Finally after many months trying to convince Ce to go to Alcatraz without any luck, I went there with Hejer, our first foreign visitor. My motivations were two-folds: taking pictures of the City from a distance and getting some historical insight. The first one was almost fulfilled, but not quite the second for different reasons. First, except for the main building, the cellhouse, no other building on the island is still upright or intact. So it is very diconscerting to wander about amongst all the wrecked buildings. Secondly the audioguide for the cell visit was very poor: too much La-la-land for our taste. And above all, even if totally empty, this place remains a jail. I did not think to much about it whilst outside, as the garden are nice and the views all around the island are outstanding, but once inside that's another story. After having picked up your audio guide in the ex-shower room, the visit starts directly by the cells. It is a shock, are they are basically just TINY little cubicles! It is really disturbing to imagine a human being trapped there for years and years. And I felt also very uncomfortable about the way other visitors seemed so at-ease, taking pictures of themselves within the cells, making poor jokes or even looking bored for some of them... then I mostly took pictures of the outside and one of the cells, that you will find in the Alcatraz album.
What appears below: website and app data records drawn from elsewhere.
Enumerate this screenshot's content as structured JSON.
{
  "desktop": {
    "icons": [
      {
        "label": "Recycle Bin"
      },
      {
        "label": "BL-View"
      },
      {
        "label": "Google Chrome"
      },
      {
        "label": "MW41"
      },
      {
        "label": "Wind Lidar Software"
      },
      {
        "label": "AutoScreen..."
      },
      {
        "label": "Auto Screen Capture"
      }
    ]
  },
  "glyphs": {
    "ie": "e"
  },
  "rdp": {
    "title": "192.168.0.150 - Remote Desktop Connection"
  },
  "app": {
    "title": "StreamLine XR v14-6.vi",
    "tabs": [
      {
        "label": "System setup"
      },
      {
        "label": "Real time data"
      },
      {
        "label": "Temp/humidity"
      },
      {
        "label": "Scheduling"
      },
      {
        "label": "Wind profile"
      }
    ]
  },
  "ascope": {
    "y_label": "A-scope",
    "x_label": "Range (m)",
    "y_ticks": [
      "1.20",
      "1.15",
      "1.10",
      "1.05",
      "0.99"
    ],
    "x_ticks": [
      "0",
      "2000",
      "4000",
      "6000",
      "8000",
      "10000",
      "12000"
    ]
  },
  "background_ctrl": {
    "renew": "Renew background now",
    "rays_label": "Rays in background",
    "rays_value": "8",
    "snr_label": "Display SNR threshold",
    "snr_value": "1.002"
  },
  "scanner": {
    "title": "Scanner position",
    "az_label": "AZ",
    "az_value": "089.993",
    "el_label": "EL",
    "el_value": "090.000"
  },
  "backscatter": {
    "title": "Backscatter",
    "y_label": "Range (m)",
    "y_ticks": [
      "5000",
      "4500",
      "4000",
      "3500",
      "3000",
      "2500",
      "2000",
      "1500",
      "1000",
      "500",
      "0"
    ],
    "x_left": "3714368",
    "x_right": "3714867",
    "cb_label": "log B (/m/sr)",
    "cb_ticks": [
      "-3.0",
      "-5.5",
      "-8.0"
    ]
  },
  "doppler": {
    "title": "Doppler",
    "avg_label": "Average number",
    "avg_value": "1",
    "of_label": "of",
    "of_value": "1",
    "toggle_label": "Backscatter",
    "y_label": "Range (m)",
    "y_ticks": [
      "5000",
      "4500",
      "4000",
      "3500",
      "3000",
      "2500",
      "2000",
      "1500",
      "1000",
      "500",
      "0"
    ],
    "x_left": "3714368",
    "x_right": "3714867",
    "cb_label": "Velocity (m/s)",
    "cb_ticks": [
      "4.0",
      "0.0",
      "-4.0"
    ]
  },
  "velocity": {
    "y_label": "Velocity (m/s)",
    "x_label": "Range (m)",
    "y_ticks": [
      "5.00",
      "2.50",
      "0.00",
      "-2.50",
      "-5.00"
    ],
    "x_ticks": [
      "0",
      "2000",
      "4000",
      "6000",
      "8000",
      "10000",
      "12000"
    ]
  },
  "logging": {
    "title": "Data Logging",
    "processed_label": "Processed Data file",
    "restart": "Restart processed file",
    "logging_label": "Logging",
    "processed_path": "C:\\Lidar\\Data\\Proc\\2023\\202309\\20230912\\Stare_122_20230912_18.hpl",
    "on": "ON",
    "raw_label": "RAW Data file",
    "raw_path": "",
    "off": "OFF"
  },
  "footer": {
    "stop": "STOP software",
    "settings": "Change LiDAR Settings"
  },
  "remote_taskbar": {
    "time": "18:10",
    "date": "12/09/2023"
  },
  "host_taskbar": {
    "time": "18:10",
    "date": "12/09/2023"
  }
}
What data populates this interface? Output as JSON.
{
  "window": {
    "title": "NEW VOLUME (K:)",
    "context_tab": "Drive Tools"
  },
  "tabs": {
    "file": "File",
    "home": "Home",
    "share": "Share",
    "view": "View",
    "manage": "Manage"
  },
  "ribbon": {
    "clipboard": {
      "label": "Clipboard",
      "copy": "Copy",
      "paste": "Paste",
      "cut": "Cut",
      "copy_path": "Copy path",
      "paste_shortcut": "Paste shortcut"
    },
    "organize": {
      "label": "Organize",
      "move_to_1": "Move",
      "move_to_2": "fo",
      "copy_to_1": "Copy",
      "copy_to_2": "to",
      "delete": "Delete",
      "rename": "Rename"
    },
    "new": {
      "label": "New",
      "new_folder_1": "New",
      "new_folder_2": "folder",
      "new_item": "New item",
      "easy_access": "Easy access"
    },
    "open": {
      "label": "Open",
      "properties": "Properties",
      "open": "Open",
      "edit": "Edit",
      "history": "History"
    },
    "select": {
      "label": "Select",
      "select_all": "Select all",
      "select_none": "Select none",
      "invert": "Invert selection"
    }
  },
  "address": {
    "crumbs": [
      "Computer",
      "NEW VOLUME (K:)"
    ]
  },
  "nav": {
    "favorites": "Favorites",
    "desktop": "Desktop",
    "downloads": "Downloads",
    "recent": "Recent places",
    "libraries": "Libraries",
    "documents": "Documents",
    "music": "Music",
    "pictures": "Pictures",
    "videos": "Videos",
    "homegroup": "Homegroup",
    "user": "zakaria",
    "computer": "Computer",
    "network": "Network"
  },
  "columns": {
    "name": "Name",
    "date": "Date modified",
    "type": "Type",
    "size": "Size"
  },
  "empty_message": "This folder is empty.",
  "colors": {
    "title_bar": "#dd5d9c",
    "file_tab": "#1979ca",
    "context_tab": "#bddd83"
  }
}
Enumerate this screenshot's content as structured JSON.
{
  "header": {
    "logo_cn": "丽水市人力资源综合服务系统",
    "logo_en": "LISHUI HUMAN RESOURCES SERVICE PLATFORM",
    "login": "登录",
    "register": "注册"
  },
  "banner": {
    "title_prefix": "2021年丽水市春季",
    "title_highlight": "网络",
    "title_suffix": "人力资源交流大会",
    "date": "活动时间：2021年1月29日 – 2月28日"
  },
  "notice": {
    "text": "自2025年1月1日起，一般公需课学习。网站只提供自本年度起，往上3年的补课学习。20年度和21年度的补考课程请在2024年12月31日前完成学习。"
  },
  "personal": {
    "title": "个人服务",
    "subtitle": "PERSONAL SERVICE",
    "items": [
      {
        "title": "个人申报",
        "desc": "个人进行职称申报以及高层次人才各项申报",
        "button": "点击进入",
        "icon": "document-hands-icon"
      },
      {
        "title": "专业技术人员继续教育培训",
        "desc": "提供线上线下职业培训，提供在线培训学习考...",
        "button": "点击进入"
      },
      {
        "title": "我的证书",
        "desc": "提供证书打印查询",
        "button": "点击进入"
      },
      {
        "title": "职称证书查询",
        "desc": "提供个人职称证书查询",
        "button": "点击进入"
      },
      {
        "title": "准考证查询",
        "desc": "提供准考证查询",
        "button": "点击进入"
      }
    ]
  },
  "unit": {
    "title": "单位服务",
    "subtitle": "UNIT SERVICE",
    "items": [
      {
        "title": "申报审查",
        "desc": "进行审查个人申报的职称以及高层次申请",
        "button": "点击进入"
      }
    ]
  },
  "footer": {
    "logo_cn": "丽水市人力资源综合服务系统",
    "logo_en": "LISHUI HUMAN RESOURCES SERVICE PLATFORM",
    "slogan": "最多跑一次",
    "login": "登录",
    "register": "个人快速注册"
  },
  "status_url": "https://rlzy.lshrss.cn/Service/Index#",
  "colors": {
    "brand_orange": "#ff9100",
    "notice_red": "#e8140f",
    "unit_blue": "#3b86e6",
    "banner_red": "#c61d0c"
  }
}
The Indian Welcome inscription was put there by Native American political activists, after the prison was closed. They occupied Alcatraz three times in the 60s to make a stand for their rights, with not much success sadly.
The following pictures try to show the state of ruin of Alcatraz. On the left, staff barracks and on the right one of the warehouse.
But one or two buildings are still more or less in a good state. This one below used to house the Military Chapel
The only positive things about this visit: pretty birds and unique views of SF
Thankfully the day finished on a more positive note: Mexican food and cheerful compagny!
The future generation of paleographs will have days of fieldwork to decypher those signs in the restaurant toilets!